Generally speaking, I find gifts (giving and receiving) a pain in the butt. On scheduled, prescribed, mandatory occasions your family and/or friends desperately try to think of something they can buy at the mall that you will really like. On the appointed day they bring you a Chia pet or the moral equivalent thereof, grinning while you rip the paper off and try to look pleased. You give your new green-haired sheep a place of honor in the back of the closet. On the top shelf you have to stand on a step-stool to reach. When it is your turn to do the gifting, you wander disconsolately from one store to the next, knowing full well that if your loved one wanted any of that stuff, he or she surely would already have it.
Years ago my husband and I decided to buy a new teapot together for every anniversary. We did so not because we are so very fond of tea (though we are) but because it eliminated one of the most fraught of the mandatory gift days. I highly recommend the teapot dodge.

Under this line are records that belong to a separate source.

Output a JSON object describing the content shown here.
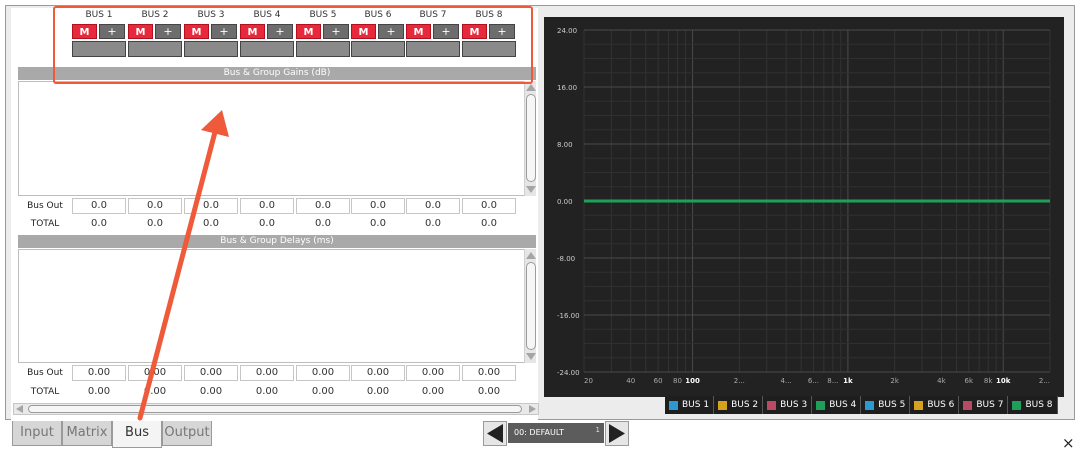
{
  "buses": [
    {
      "label": "BUS 1",
      "mute": "M",
      "add": "+"
    },
    {
      "label": "BUS 2",
      "mute": "M",
      "add": "+"
    },
    {
      "label": "BUS 3",
      "mute": "M",
      "add": "+"
    },
    {
      "label": "BUS 4",
      "mute": "M",
      "add": "+"
    },
    {
      "label": "BUS 5",
      "mute": "M",
      "add": "+"
    },
    {
      "label": "BUS 6",
      "mute": "M",
      "add": "+"
    },
    {
      "label": "BUS 7",
      "mute": "M",
      "add": "+"
    },
    {
      "label": "BUS 8",
      "mute": "M",
      "add": "+"
    }
  ],
  "gains": {
    "title": "Bus & Group Gains (dB)",
    "bus_out_label": "Bus Out",
    "total_label": "TOTAL",
    "bus_out": [
      "0.0",
      "0.0",
      "0.0",
      "0.0",
      "0.0",
      "0.0",
      "0.0",
      "0.0"
    ],
    "total": [
      "0.0",
      "0.0",
      "0.0",
      "0.0",
      "0.0",
      "0.0",
      "0.0",
      "0.0"
    ]
  },
  "delays": {
    "title": "Bus & Group Delays (ms)",
    "bus_out_label": "Bus Out",
    "total_label": "TOTAL",
    "bus_out": [
      "0.00",
      "0.00",
      "0.00",
      "0.00",
      "0.00",
      "0.00",
      "0.00",
      "0.00"
    ],
    "total": [
      "0.00",
      "0.00",
      "0.00",
      "0.00",
      "0.00",
      "0.00",
      "0.00",
      "0.00"
    ]
  },
  "tabs": [
    {
      "label": "Input",
      "active": false
    },
    {
      "label": "Matrix",
      "active": false
    },
    {
      "label": "Bus",
      "active": true
    },
    {
      "label": "Output",
      "active": false
    }
  ],
  "preset": {
    "name": "00: DEFAULT",
    "number": "1"
  },
  "close_symbol": "×",
  "colors": {
    "accent_red": "#e8293b",
    "annotation": "#ee5a3a",
    "trace_green": "#1fa05a"
  },
  "chart_data": {
    "type": "line",
    "xscale": "log",
    "xlim": [
      20,
      20000
    ],
    "ylim": [
      -24,
      24
    ],
    "yticks": [
      "24.00",
      "16.00",
      "8.00",
      "0.00",
      "-8.00",
      "-16.00",
      "-24.00"
    ],
    "xticks": [
      {
        "value": 20,
        "label": "20"
      },
      {
        "value": 40,
        "label": "40"
      },
      {
        "value": 60,
        "label": "60"
      },
      {
        "value": 80,
        "label": "80"
      },
      {
        "value": 100,
        "label": "100"
      },
      {
        "value": 200,
        "label": "2..."
      },
      {
        "value": 400,
        "label": "4..."
      },
      {
        "value": 600,
        "label": "6..."
      },
      {
        "value": 800,
        "label": "8..."
      },
      {
        "value": 1000,
        "label": "1k"
      },
      {
        "value": 2000,
        "label": "2k"
      },
      {
        "value": 4000,
        "label": "4k"
      },
      {
        "value": 6000,
        "label": "6k"
      },
      {
        "value": 8000,
        "label": "8k"
      },
      {
        "value": 10000,
        "label": "10k"
      },
      {
        "value": 20000,
        "label": "2..."
      }
    ],
    "grid": true,
    "legend": "bottom-right",
    "series": [
      {
        "name": "BUS 1",
        "color": "#2a9bd0",
        "x": [
          20,
          20000
        ],
        "y": [
          0,
          0
        ]
      },
      {
        "name": "BUS 2",
        "color": "#d6a21e",
        "x": [
          20,
          20000
        ],
        "y": [
          0,
          0
        ]
      },
      {
        "name": "BUS 3",
        "color": "#b84a64",
        "x": [
          20,
          20000
        ],
        "y": [
          0,
          0
        ]
      },
      {
        "name": "BUS 4",
        "color": "#1fa05a",
        "x": [
          20,
          20000
        ],
        "y": [
          0,
          0
        ]
      },
      {
        "name": "BUS 5",
        "color": "#2a9bd0",
        "x": [
          20,
          20000
        ],
        "y": [
          0,
          0
        ]
      },
      {
        "name": "BUS 6",
        "color": "#d6a21e",
        "x": [
          20,
          20000
        ],
        "y": [
          0,
          0
        ]
      },
      {
        "name": "BUS 7",
        "color": "#b84a64",
        "x": [
          20,
          20000
        ],
        "y": [
          0,
          0
        ]
      },
      {
        "name": "BUS 8",
        "color": "#1fa05a",
        "x": [
          20,
          20000
        ],
        "y": [
          0,
          0
        ]
      }
    ]
  }
}
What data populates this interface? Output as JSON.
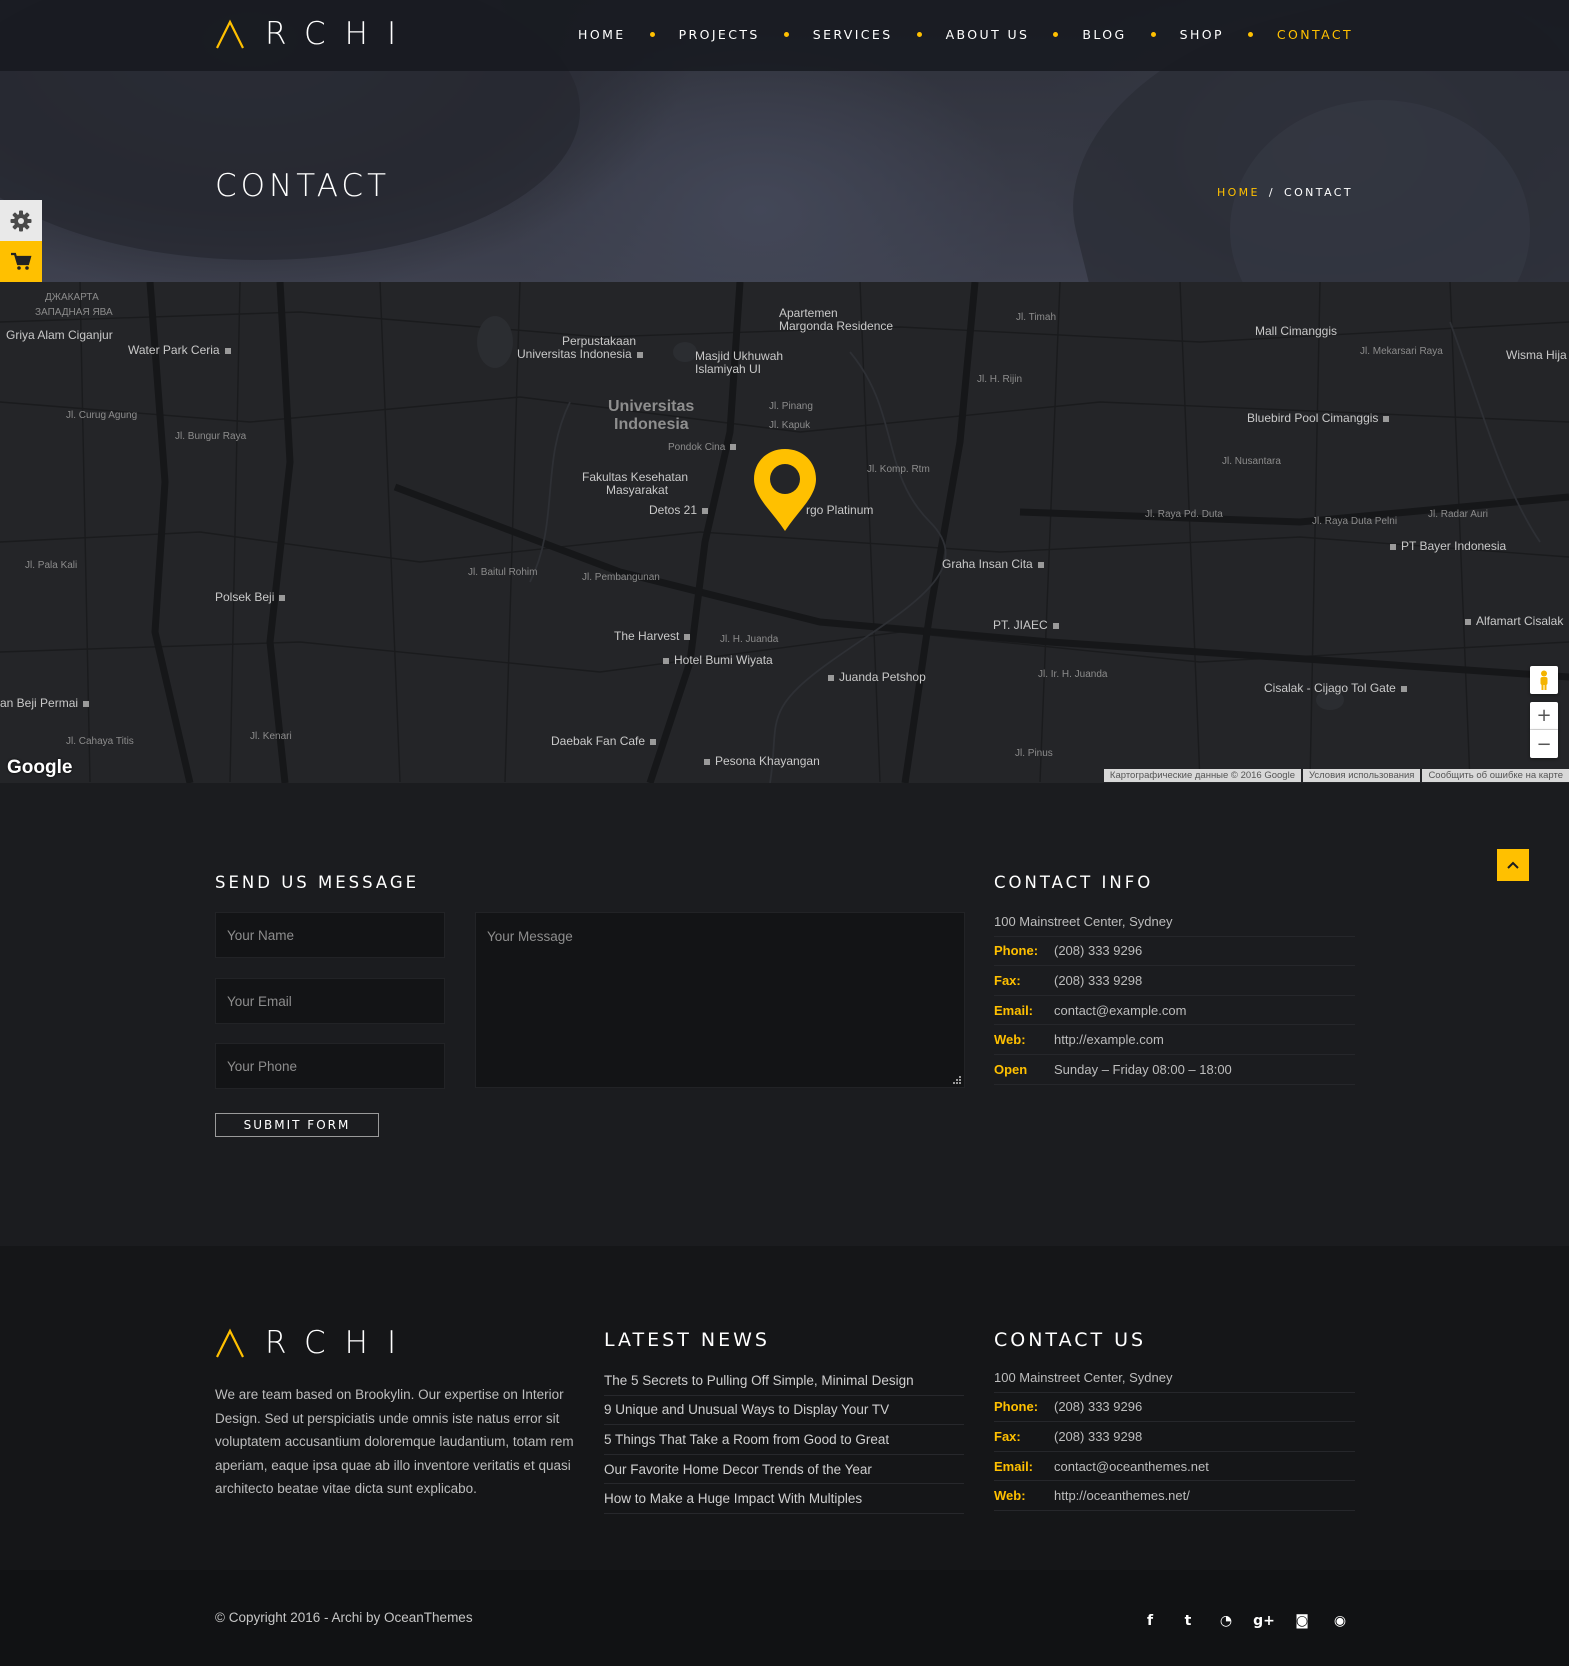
{
  "brand": {
    "name": "RCHI",
    "accent": "#ffc000"
  },
  "nav": {
    "items": [
      {
        "label": "HOME"
      },
      {
        "label": "PROJECTS"
      },
      {
        "label": "SERVICES"
      },
      {
        "label": "ABOUT US"
      },
      {
        "label": "BLOG"
      },
      {
        "label": "SHOP"
      },
      {
        "label": "CONTACT",
        "active": true
      }
    ]
  },
  "hero": {
    "title": "CONTACT",
    "breadcrumb": {
      "home": "HOME",
      "sep": "/",
      "current": "CONTACT"
    }
  },
  "side_tabs": {
    "settings_icon": "gear-icon",
    "cart_icon": "cart-icon"
  },
  "map": {
    "labels": {
      "jakarta": "ДЖАКАРТА",
      "west_java": "ЗАПАДНАЯ ЯВА",
      "griya": "Griya Alam Ciganjur",
      "waterpark": "Water Park Ceria",
      "perpus1": "Perpustakaan",
      "perpus2": "Universitas Indonesia",
      "masjid1": "Masjid Ukhuwah",
      "masjid2": "Islamiyah UI",
      "apart1": "Apartemen",
      "apart2": "Margonda Residence",
      "mall": "Mall Cimanggis",
      "ui1": "Universitas",
      "ui2": "Indonesia",
      "wisma": "Wisma Hija",
      "curug": "Jl. Curug Agung",
      "bungur": "Jl. Bungur Raya",
      "pondok": "Pondok Cina",
      "pinang": "Jl. Pinang",
      "kapuk": "Jl. Kapuk",
      "bluebird": "Bluebird Pool Cimanggis",
      "fk1": "Fakultas Kesehatan",
      "fk2": "Masyarakat",
      "detos": "Detos 21",
      "platinum": "rgo Platinum",
      "komp": "Jl. Komp. Rtm",
      "nusantara": "Jl. Nusantara",
      "raya_pd": "Jl. Raya Pd. Duta",
      "duta_pelni": "Jl. Raya Duta Pelni",
      "radar": "Jl. Radar Auri",
      "ptbayer": "PT Bayer Indonesia",
      "graha": "Graha Insan Cita",
      "pala": "Jl. Pala Kali",
      "baitul": "Jl. Baitul Rohim",
      "pembangunan": "Jl. Pembangunan",
      "polsek": "Polsek Beji",
      "harvest": "The Harvest",
      "ptjiaec": "PT. JIAEC",
      "alfamart": "Alfamart Cisalak",
      "juanda1": "Jl. H. Juanda",
      "hotel": "Hotel Bumi Wiyata",
      "petshop": "Juanda Petshop",
      "juanda2": "Jl. Ir. H. Juanda",
      "cisalak": "Cisalak - Cijago Tol Gate",
      "beji": "an Beji Permai",
      "daebak": "Daebak Fan Cafe",
      "pesona": "Pesona Khayangan",
      "kenari": "Jl. Kenari",
      "cahaya": "Jl. Cahaya Titis",
      "pinus": "Jl. Pinus",
      "rijin": "Jl. H. Rijin",
      "timah": "Jl. Timah",
      "mekarsari": "Jl. Mekarsari Raya"
    },
    "google": "Google",
    "attribution": [
      "Картографические данные © 2016 Google",
      "Условия использования",
      "Сообщить об ошибке на карте"
    ],
    "zoom_in": "+",
    "zoom_out": "−"
  },
  "contact_form": {
    "title": "SEND US MESSAGE",
    "name_placeholder": "Your Name",
    "email_placeholder": "Your Email",
    "phone_placeholder": "Your Phone",
    "message_placeholder": "Your Message",
    "submit_label": "SUBMIT FORM"
  },
  "contact_info": {
    "title": "CONTACT INFO",
    "address": "100 Mainstreet Center, Sydney",
    "rows": [
      {
        "key": "Phone:",
        "value": "(208) 333 9296"
      },
      {
        "key": "Fax:",
        "value": "(208) 333 9298"
      },
      {
        "key": "Email:",
        "value": "contact@example.com"
      },
      {
        "key": "Web:",
        "value": "http://example.com"
      },
      {
        "key": "Open",
        "value": "Sunday – Friday 08:00 – 18:00"
      }
    ]
  },
  "footer": {
    "about": "We are team based on Brookylin. Our expertise on Interior Design. Sed ut perspiciatis unde omnis iste natus error sit voluptatem accusantium doloremque laudantium, totam rem aperiam, eaque ipsa quae ab illo inventore veritatis et quasi architecto beatae vitae dicta sunt explicabo.",
    "news_title": "LATEST NEWS",
    "news": [
      "The 5 Secrets to Pulling Off Simple, Minimal Design",
      "9 Unique and Unusual Ways to Display Your TV",
      "5 Things That Take a Room from Good to Great",
      "Our Favorite Home Decor Trends of the Year",
      "How to Make a Huge Impact With Multiples"
    ],
    "contact_title": "CONTACT US",
    "contact_address": "100 Mainstreet Center, Sydney",
    "contact_rows": [
      {
        "key": "Phone:",
        "value": "(208) 333 9296"
      },
      {
        "key": "Fax:",
        "value": "(208) 333 9298"
      },
      {
        "key": "Email:",
        "value": "contact@oceanthemes.net"
      },
      {
        "key": "Web:",
        "value": "http://oceanthemes.net/"
      }
    ],
    "copyright": "© Copyright 2016 - Archi by OceanThemes",
    "socials": [
      {
        "icon": "facebook-icon",
        "glyph": "f"
      },
      {
        "icon": "twitter-icon",
        "glyph": "t"
      },
      {
        "icon": "rss-icon",
        "glyph": "◔"
      },
      {
        "icon": "google-plus-icon",
        "glyph": "g+"
      },
      {
        "icon": "instagram-icon",
        "glyph": "◙"
      },
      {
        "icon": "github-icon",
        "glyph": "◉"
      }
    ]
  }
}
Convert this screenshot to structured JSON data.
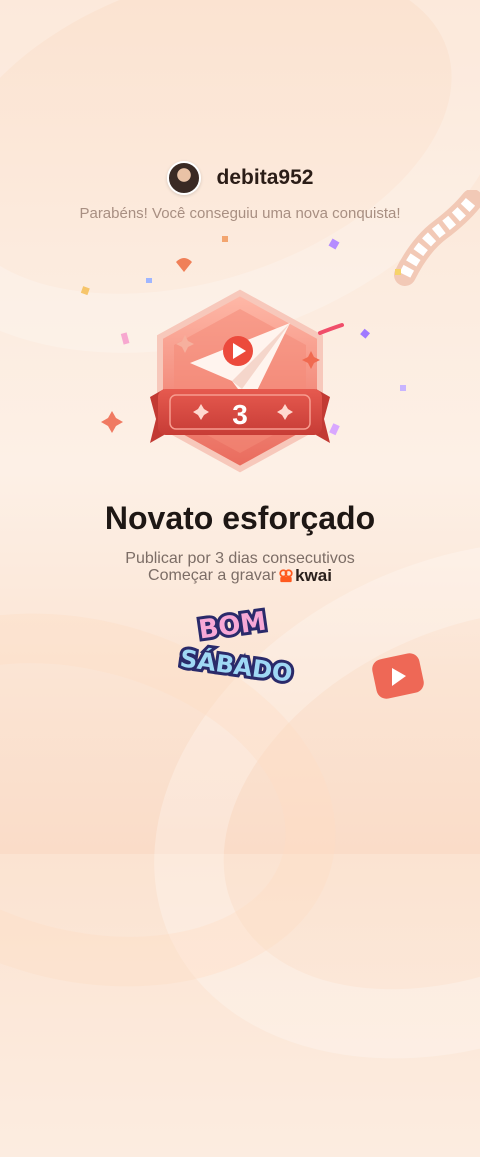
{
  "header": {
    "username": "debita952"
  },
  "congrats_text": "Parabéns! Você conseguiu uma nova conquista!",
  "badge": {
    "level": "3",
    "icon": "play-button-icon"
  },
  "achievement": {
    "title": "Novato esforçado",
    "description": "Publicar por 3 dias consecutivos",
    "cta_label": "Começar a gravar",
    "brand_name": "kwai"
  },
  "sticker": {
    "line1": "BOM",
    "line2": "SÁBADO"
  },
  "colors": {
    "badge_red": "#e0524a",
    "brand_orange": "#ff5a1f"
  }
}
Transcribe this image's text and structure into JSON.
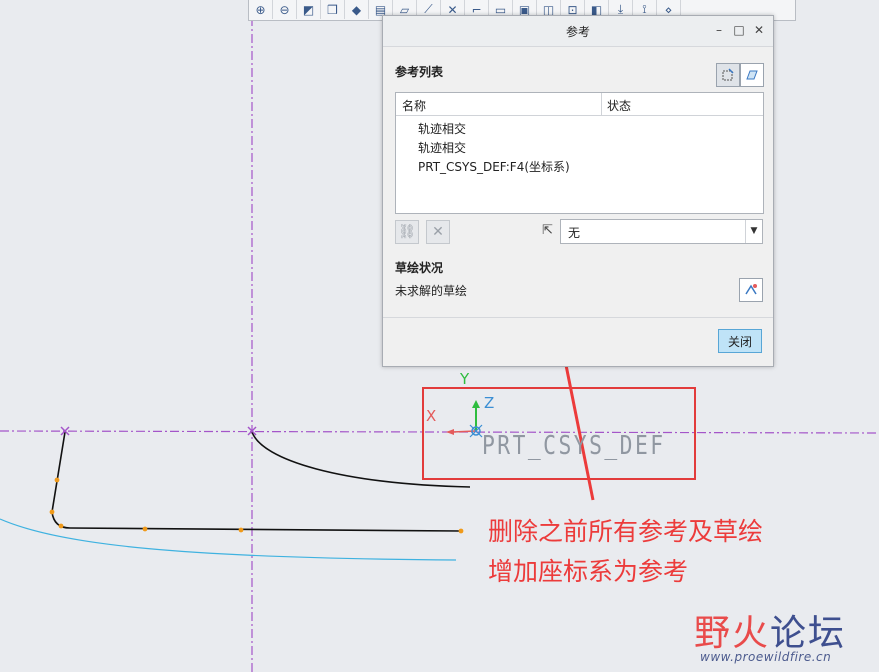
{
  "toolbar": {
    "icons": [
      "zoom-in-icon",
      "zoom-out-icon",
      "repaint-icon",
      "view-cube-icon",
      "saved-views-icon",
      "layers-icon",
      "datum-plane-icon",
      "datum-axis-icon",
      "datum-point-icon",
      "csys-icon",
      "sketch-icon",
      "annotation-icon",
      "spin-center-icon",
      "tangent-icon",
      "display-style-icon",
      "orient-icon",
      "reference-icon",
      "references-icon"
    ]
  },
  "dialog": {
    "title": "参考",
    "ref_list_label": "参考列表",
    "columns": {
      "name": "名称",
      "status": "状态"
    },
    "rows": [
      {
        "name": "轨迹相交"
      },
      {
        "name": "轨迹相交"
      },
      {
        "name": "PRT_CSYS_DEF:F4(坐标系)"
      }
    ],
    "filter_select": {
      "value": "无"
    },
    "sketch_status_label": "草绘状况",
    "sketch_status_value": "未求解的草绘",
    "close_button": "关闭"
  },
  "canvas": {
    "csys_name": "PRT_CSYS_DEF",
    "axis_x": "X",
    "axis_y": "Y",
    "axis_z": "Z"
  },
  "annotation": {
    "line1": "删除之前所有参考及草绘",
    "line2": "增加座标系为参考",
    "color": "#ec3b3b"
  },
  "watermark": {
    "brand_part1": "野火",
    "brand_part2": "论坛",
    "url": "www.proewildfire.cn"
  }
}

An unexpected gift, now, that’s a different thing altogether. A spontaneous present, however small, apropos of nothing, carries a little piece of the gift-giver’s soul and places it in the recipient’s hands—an act of trust as well as generosity.
On July 4 we spent the evening on a friend’s boat, perfectly situated to watch the fireworks display on Lake Union. I climbed aboard and immediately became the audience for a discourse on turquoise and other minerals obtained on trips to the southwest, delivered by the guy who lives on the boat in the next slip. I’ll call him Captain Stoner.
I’d met Captain Stoner once before. We’d been out on the boat in choppy water, and I’d been horribly seasick. When we returned to the marina, I sat on the dock and tried to put my inner ear back together. The captain kindly brought me a dish of yogurt to settle my stomach. So he already had a good guy badge, as far as I was concerned.
He showed me a bag full of pieces he’d picked up on his last trip—mostly in raw form. He explained, in a rambling monologue, his philosophy of collecting, his follow-your-bliss lifestyle, his art, his music, his probably illegal studio in the marina storage locker, art, stones, jewelry, art, and…
I found him charming in his garrulous way. I admired the contents of the bag and the slides he showed me of his sculptures. I sipped my drink and let it sink in while he regaled me with his tales. And then he gave me an unexpected gift.
Amber, a small, polished triangle, with some kind of white stone on the other side. I should wire-wrap it, he told me, and make a necklace. I like the way it feels, smooth on one side, textured on the other. I like to rub it between my fingers.
Spontaneous, small, apropos of nothing. He gave similar stones to other people on the boat that day. Still. I was truly pleased. It’s not going in the closet.
After the fireworks, before we left, Captain Stoner grabbed my arm. He leaned close and held my gaze, as if he had something important to say. “Next time you write,” he said, “pretend you are writing to yourself. Write to yourself, or to your best friend. You have to write to somebody.”
“I’ll write to you,” I told him. And I walked away with his soul in my pocket.